- RECORDS -

--

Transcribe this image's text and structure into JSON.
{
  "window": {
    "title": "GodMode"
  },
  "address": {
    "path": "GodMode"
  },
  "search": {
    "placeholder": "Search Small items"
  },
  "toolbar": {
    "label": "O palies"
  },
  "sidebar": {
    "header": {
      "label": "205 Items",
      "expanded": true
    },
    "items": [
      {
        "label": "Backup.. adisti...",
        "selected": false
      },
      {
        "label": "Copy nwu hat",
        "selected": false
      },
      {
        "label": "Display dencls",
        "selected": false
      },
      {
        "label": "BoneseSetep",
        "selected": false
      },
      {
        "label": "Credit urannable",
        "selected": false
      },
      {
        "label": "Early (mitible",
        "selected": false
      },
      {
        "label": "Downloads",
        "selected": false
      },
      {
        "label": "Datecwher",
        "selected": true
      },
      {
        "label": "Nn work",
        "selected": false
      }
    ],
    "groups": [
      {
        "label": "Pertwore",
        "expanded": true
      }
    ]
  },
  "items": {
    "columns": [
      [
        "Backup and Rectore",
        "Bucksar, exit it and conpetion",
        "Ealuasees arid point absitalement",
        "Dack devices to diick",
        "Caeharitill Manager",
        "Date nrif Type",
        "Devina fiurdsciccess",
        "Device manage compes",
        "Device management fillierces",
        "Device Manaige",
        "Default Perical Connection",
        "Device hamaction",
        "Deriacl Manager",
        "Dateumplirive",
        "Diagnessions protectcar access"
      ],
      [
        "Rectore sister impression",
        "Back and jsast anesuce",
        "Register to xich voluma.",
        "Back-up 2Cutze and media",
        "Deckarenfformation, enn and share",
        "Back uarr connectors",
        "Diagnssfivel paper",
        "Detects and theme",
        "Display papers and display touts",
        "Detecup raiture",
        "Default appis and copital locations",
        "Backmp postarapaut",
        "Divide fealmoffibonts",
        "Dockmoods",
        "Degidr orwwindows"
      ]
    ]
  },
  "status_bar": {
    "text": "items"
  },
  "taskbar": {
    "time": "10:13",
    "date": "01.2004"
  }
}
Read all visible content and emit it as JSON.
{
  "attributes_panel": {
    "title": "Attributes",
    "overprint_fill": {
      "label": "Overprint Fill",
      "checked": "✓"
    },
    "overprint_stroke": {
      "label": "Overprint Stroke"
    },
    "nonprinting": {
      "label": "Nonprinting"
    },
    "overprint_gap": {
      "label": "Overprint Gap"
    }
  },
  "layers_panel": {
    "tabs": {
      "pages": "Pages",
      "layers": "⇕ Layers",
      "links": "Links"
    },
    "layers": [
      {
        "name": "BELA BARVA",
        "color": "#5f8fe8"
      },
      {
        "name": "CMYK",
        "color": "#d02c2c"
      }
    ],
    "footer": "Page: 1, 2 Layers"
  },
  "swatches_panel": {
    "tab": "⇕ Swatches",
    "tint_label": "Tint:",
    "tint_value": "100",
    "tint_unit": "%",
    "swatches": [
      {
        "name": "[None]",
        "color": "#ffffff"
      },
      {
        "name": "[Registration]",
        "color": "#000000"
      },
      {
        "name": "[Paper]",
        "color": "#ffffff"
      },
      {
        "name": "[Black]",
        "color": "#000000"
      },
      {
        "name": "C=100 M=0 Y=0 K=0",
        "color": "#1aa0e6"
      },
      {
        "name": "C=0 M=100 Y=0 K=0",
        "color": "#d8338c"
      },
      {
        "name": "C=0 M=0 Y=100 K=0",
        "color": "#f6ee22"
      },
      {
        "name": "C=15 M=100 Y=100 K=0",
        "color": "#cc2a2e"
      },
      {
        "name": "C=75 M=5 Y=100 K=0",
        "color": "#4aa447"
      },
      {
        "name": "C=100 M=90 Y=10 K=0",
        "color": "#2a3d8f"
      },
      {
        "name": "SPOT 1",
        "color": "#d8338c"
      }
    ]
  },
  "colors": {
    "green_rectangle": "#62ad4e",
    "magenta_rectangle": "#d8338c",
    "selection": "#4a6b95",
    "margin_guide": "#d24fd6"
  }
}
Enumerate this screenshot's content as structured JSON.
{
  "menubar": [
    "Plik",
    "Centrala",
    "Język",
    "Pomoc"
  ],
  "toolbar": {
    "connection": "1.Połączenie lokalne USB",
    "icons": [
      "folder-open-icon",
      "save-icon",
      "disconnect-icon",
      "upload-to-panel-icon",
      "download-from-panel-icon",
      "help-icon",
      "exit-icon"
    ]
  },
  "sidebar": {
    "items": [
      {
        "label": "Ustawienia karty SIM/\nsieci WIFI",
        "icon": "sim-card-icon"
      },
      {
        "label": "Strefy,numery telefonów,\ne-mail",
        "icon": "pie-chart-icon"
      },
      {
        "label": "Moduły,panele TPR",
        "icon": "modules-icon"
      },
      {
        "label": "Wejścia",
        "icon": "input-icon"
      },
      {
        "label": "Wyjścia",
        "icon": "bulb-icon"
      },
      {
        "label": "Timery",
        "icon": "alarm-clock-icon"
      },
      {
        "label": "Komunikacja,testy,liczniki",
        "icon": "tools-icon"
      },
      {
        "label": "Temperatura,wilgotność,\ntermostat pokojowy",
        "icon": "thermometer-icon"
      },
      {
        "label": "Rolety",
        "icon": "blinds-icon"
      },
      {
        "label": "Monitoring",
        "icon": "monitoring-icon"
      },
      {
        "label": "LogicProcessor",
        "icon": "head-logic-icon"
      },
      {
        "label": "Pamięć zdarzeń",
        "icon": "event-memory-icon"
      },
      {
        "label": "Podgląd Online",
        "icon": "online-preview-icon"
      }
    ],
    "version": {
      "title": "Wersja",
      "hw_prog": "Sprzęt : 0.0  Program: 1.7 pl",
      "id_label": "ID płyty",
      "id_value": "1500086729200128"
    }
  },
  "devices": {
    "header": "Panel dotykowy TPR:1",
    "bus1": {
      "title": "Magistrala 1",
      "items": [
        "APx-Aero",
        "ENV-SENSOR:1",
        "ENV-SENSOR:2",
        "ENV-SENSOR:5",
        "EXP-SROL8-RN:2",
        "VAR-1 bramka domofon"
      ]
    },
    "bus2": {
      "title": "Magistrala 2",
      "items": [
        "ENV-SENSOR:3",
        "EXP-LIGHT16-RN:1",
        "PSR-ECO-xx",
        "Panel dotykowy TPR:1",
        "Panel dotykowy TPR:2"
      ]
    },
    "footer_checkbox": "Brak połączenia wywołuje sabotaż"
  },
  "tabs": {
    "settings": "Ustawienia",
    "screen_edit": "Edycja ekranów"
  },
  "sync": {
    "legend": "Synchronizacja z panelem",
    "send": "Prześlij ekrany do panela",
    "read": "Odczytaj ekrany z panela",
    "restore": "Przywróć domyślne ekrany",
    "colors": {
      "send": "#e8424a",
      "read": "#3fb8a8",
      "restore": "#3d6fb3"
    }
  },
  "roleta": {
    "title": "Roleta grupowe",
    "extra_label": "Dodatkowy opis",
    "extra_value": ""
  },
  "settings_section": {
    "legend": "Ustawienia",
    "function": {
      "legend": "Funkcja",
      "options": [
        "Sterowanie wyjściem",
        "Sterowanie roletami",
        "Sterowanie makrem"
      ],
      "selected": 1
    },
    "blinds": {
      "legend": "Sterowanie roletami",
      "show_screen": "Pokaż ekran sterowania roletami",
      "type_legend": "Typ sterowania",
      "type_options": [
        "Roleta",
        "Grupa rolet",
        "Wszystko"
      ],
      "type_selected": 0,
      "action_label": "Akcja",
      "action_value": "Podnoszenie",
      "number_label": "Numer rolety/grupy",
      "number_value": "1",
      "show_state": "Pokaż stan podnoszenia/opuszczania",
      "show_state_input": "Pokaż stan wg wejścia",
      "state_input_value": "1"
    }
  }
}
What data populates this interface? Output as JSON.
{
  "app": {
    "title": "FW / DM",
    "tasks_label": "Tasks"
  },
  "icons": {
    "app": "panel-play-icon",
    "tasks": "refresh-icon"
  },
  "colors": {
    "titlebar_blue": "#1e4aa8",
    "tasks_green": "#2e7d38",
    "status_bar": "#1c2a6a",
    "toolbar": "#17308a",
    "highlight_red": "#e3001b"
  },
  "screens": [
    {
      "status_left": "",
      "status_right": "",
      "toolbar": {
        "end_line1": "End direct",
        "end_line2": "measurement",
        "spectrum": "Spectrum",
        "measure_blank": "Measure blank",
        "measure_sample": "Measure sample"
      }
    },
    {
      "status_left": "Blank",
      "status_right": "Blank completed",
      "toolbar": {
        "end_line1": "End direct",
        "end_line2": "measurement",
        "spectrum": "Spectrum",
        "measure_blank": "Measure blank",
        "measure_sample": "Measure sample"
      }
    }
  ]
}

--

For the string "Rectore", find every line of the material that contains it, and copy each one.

        "Backup and Rectore",
        "Rectore sister impression",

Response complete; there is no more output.